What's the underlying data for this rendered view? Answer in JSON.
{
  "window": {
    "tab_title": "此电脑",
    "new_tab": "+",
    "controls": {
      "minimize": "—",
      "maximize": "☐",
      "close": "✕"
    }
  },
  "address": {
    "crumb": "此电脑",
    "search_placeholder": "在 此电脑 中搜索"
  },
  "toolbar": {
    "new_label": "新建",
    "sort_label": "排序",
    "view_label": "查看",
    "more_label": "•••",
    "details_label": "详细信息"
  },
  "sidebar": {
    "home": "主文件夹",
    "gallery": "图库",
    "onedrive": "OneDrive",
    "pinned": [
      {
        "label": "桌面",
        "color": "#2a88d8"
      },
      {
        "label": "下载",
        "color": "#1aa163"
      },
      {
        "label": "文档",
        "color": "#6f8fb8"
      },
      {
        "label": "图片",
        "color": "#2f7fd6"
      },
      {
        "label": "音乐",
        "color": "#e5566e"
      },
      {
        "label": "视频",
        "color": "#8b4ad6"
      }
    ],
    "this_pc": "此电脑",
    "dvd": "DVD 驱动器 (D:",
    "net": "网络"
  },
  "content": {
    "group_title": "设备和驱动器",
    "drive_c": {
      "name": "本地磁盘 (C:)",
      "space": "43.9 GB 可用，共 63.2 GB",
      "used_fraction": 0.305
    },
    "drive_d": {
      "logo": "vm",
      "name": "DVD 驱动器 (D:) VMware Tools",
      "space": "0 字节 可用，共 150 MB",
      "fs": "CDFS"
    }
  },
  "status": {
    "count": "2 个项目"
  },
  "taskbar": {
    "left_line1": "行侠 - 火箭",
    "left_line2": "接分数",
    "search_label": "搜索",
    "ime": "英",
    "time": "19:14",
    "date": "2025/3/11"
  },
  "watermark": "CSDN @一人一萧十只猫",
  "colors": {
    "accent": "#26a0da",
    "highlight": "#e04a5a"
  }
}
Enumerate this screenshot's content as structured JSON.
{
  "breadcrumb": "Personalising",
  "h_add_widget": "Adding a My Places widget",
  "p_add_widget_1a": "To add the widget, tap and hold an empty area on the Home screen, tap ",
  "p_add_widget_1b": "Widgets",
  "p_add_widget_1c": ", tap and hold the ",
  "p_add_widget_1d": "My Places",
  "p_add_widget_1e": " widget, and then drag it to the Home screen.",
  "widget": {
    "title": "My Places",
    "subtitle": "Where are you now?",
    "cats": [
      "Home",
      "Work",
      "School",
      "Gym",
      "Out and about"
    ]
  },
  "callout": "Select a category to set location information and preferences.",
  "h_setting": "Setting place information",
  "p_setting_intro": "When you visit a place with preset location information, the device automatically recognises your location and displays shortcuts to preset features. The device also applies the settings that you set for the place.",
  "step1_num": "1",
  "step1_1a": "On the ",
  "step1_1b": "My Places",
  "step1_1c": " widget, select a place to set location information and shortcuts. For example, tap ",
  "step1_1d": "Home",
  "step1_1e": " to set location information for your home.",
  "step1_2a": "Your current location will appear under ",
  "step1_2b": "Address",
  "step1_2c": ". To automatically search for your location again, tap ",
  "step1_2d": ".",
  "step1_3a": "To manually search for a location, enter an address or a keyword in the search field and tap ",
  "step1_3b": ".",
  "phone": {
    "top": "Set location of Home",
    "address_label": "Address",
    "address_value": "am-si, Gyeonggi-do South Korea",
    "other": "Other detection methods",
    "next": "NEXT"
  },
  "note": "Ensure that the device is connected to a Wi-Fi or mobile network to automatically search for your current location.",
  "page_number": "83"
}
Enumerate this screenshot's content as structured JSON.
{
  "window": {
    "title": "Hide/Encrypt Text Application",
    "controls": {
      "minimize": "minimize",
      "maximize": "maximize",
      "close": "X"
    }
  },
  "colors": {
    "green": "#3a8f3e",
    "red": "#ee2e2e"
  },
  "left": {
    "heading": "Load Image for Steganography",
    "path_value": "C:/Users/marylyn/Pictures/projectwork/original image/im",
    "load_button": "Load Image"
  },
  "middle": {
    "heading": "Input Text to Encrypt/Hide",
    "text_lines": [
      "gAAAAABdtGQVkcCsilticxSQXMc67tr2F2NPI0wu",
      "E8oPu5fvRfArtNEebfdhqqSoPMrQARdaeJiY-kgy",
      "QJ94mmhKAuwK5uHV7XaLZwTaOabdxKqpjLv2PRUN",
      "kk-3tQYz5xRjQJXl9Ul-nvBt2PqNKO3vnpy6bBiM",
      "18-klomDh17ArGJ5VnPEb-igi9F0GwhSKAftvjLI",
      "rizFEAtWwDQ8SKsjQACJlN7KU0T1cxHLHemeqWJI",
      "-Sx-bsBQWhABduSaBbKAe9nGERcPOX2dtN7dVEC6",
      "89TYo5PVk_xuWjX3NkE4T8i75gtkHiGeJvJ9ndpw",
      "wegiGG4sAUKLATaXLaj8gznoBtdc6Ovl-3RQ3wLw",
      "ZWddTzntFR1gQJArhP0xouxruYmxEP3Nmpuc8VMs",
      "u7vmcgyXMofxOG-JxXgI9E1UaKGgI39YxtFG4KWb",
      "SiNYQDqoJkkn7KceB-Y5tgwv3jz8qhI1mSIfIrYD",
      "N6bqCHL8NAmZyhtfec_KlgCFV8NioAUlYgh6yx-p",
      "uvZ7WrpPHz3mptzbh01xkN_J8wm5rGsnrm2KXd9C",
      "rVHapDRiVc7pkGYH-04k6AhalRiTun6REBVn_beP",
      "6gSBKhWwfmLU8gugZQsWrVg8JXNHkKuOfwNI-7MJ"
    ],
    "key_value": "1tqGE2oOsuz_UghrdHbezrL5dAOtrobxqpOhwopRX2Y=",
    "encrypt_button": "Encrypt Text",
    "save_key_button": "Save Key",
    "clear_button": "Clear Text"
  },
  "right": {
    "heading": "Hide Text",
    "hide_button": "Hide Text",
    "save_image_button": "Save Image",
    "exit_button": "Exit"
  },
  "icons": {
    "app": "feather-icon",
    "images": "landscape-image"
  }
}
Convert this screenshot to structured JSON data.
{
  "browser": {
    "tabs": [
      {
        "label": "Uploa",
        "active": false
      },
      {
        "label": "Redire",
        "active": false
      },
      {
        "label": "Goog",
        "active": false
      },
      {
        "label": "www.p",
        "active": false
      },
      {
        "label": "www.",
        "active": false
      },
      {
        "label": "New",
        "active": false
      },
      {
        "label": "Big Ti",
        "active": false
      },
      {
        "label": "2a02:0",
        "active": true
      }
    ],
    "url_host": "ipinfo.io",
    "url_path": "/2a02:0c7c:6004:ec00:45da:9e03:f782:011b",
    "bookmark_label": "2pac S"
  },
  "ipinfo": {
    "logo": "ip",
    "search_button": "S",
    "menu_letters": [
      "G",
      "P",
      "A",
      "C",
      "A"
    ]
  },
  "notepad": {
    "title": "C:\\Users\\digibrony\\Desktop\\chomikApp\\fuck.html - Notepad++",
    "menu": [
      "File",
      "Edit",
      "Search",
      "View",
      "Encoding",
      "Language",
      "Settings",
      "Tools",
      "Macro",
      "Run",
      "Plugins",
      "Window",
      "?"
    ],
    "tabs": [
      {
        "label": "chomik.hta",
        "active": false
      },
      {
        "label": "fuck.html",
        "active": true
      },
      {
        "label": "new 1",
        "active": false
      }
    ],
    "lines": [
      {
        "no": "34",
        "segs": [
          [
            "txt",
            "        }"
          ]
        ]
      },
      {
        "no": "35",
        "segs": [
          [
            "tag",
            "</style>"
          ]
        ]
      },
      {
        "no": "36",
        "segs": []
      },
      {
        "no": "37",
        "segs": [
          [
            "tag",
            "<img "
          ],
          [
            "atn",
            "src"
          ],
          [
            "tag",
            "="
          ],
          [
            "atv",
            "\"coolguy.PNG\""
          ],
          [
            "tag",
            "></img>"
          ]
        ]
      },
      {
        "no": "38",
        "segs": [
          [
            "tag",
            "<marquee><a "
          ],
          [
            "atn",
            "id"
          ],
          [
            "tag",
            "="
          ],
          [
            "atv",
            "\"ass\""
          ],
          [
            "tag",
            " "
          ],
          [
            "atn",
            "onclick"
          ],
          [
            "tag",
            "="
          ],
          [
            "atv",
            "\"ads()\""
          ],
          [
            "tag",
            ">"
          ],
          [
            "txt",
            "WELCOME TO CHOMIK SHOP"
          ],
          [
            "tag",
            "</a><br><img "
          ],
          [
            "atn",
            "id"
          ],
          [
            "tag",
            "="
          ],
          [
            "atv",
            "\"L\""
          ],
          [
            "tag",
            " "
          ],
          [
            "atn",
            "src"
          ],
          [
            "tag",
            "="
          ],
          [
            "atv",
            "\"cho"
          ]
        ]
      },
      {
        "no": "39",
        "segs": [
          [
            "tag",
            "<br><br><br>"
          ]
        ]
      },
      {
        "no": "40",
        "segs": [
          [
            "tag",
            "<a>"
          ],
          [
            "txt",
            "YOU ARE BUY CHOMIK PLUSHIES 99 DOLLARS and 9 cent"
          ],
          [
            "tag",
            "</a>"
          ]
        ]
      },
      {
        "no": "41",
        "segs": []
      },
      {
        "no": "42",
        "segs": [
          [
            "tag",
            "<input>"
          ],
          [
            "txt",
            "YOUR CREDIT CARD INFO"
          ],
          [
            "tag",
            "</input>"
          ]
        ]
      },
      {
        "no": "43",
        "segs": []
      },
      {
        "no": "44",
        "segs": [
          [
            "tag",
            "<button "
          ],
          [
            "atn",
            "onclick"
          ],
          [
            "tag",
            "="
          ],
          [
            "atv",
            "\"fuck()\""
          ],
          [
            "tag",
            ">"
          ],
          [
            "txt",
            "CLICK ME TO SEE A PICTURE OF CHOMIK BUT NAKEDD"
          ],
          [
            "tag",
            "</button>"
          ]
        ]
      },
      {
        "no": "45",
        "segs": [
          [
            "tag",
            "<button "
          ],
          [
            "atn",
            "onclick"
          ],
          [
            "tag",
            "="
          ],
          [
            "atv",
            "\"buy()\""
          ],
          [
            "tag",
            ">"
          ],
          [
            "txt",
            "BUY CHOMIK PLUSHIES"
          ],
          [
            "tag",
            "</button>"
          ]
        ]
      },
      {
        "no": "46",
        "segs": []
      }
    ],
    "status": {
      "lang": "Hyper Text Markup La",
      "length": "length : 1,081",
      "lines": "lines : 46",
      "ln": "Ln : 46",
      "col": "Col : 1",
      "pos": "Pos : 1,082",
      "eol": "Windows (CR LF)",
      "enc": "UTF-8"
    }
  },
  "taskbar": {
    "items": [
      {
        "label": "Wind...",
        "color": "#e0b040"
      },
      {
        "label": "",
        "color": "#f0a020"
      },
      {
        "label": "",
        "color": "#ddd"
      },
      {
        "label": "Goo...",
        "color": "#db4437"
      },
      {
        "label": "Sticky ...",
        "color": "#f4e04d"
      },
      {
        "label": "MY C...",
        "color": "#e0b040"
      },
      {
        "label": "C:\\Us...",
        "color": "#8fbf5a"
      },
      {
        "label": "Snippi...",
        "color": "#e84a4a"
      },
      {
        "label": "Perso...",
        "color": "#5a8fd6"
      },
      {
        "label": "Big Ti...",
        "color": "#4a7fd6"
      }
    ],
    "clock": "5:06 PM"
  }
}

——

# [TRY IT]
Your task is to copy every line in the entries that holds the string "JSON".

# [SOLUTION TO THE PROBLEM]
What's the underlying data for this rendered view? Answer in JSON.
Enumerate this screenshot's content as structured JSON.
Enumerate this screenshot's content as structured JSON.
Convert this screenshot to structured JSON data.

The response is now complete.